Olympic flags fly over a section of Great Wall of China to mark the 2022 Winter Olympic Games in Beijing.
(AP Photo/Ng Han Guan)
The 2022 Winter Olympics will be held in Beijing next February. Those opposed to China’s human rights violations are calling for a boycott. That’s a complicated form of protest.
AFLW star Tayla Harris at the unveiling of a prototype statue that will be made to honour her achievements in women’s football at Federation Square.
AAP Image/David Crosling
We might think of sporting statues commemorating great players. But three new statues are showing us they can commemorate great cultural moments, too.
The Australian Olympic Committee posthumously awarded sprinter Peter Norman with an Order of Merit in June. His daughter Janita accepted the award on his behalf.
Sprinter Peter Norman has been memorialised in many ways in the US for his support of Tommie Smith and John Carlos at the 1968 Olympics. In Australia, it’s taken much longer.
Almost 50 years ago, a white, non-American athlete supported Black athletes protesting racial injustice. Peter Norman paid a price for taking a stand. Canada’s Sidney Crosby is no Peter Norman.
The silence at the end of Rio 2016 will only last until we switch on our televisions for the Tokyo 2020 Olympic Games.
The Olympic Games are a theatre — sometimes farce, sometimes tragedy, reality TV, morality play or soap opera — where geopolitical, social and technological dramas are played out.
Tommie Smith and John Carlos carry the coffin of Peter Norman, who died in 2006.

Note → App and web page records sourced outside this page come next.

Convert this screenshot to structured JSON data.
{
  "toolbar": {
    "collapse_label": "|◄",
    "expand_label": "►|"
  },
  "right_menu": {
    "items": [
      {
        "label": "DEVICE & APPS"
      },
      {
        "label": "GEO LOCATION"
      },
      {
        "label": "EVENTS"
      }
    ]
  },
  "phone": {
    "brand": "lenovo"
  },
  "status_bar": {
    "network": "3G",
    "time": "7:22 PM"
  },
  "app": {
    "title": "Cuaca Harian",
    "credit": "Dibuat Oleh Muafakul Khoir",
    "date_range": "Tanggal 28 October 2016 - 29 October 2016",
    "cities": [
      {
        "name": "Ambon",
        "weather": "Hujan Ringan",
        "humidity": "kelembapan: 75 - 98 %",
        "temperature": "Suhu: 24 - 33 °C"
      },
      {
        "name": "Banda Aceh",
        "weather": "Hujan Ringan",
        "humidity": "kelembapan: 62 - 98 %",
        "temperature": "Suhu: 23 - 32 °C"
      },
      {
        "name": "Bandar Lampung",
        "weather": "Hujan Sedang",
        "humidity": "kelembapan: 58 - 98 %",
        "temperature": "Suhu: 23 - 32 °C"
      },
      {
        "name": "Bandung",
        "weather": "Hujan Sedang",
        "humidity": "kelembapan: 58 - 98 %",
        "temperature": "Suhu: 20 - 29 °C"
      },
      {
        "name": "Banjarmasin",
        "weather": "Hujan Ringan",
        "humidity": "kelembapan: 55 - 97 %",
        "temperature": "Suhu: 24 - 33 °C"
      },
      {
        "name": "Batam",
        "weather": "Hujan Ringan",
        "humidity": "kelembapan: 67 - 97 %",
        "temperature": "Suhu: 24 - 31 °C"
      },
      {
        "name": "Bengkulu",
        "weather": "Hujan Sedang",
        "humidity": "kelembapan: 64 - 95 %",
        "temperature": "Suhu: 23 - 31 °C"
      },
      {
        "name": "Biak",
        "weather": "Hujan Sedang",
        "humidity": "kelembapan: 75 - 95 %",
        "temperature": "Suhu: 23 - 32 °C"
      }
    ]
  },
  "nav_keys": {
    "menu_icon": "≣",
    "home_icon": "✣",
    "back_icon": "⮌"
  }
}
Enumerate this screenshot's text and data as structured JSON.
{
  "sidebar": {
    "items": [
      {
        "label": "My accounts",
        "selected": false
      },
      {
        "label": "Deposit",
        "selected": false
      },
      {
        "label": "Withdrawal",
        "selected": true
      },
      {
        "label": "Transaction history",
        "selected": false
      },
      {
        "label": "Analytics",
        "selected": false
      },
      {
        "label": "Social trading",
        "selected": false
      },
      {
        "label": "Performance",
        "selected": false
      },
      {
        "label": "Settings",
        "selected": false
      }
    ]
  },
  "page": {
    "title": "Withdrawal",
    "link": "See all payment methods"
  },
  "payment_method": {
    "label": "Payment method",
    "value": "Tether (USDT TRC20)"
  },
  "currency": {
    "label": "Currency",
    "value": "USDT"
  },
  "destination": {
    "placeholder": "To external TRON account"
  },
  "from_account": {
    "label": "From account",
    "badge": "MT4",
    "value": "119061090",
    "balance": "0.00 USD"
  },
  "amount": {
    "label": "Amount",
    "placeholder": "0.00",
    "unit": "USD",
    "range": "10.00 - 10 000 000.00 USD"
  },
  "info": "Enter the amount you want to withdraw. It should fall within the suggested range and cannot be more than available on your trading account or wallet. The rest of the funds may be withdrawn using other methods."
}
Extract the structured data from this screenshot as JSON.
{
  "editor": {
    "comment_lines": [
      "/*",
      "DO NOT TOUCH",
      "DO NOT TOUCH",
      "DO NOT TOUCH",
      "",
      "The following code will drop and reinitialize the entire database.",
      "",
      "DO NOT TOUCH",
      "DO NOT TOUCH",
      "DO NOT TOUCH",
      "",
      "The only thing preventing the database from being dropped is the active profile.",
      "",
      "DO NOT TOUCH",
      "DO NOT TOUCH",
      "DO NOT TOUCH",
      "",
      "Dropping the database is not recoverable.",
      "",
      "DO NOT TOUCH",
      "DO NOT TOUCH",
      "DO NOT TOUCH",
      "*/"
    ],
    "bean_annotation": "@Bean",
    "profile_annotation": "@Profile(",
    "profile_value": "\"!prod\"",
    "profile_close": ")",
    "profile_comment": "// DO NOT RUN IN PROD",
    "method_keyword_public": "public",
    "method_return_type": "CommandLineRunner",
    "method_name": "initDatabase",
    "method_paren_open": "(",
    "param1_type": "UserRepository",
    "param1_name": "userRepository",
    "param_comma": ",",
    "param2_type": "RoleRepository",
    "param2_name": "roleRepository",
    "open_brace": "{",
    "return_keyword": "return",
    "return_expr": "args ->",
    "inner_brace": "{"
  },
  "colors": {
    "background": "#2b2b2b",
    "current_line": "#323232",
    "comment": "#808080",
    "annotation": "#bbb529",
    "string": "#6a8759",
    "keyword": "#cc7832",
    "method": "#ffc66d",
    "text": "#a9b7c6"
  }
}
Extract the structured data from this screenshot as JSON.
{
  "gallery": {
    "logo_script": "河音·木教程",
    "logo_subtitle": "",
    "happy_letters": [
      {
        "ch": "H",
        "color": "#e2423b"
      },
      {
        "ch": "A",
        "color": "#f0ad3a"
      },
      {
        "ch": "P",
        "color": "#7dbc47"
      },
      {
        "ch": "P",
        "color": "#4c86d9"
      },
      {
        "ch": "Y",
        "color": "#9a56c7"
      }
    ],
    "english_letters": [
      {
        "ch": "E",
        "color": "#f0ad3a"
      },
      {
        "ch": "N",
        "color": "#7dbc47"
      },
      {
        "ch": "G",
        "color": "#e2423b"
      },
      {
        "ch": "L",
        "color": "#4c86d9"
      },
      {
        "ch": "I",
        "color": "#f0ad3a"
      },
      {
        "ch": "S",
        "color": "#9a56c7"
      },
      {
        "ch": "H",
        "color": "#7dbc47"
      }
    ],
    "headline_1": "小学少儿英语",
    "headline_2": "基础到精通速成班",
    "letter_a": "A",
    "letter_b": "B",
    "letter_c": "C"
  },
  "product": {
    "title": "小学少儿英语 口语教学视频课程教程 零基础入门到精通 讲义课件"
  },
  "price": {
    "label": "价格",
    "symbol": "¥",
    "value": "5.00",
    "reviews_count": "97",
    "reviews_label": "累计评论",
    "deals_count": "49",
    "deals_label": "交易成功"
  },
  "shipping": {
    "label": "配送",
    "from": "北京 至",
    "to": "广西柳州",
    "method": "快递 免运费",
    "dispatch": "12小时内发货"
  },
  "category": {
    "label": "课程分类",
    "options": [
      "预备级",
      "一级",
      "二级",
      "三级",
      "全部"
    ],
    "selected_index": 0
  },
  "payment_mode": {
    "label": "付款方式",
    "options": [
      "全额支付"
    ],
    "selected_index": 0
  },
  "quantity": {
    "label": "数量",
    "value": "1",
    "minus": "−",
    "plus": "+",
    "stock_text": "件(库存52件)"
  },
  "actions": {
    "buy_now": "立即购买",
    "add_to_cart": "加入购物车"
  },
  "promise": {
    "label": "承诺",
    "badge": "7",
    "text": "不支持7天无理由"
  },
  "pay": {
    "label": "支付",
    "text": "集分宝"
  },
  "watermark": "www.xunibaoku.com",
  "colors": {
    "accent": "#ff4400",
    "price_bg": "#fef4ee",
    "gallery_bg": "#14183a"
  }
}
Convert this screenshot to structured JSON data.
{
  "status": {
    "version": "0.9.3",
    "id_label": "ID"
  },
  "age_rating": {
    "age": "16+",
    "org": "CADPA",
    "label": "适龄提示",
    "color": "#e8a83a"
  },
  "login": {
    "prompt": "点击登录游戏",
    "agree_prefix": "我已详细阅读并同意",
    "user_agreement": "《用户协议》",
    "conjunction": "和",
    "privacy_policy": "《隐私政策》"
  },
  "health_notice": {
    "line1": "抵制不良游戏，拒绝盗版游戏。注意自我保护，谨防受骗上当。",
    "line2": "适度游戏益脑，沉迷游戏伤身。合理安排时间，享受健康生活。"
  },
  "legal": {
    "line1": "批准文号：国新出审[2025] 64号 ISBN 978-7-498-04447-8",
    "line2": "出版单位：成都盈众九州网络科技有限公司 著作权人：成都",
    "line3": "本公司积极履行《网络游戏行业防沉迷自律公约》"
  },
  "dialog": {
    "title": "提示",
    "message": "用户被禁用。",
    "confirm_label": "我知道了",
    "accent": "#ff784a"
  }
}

Sporting celebrities and stars have always featured centrally in the psyche of the Australian nation. Our athletes are portrayed as positive role models and many of their indiscretions and behaviours are…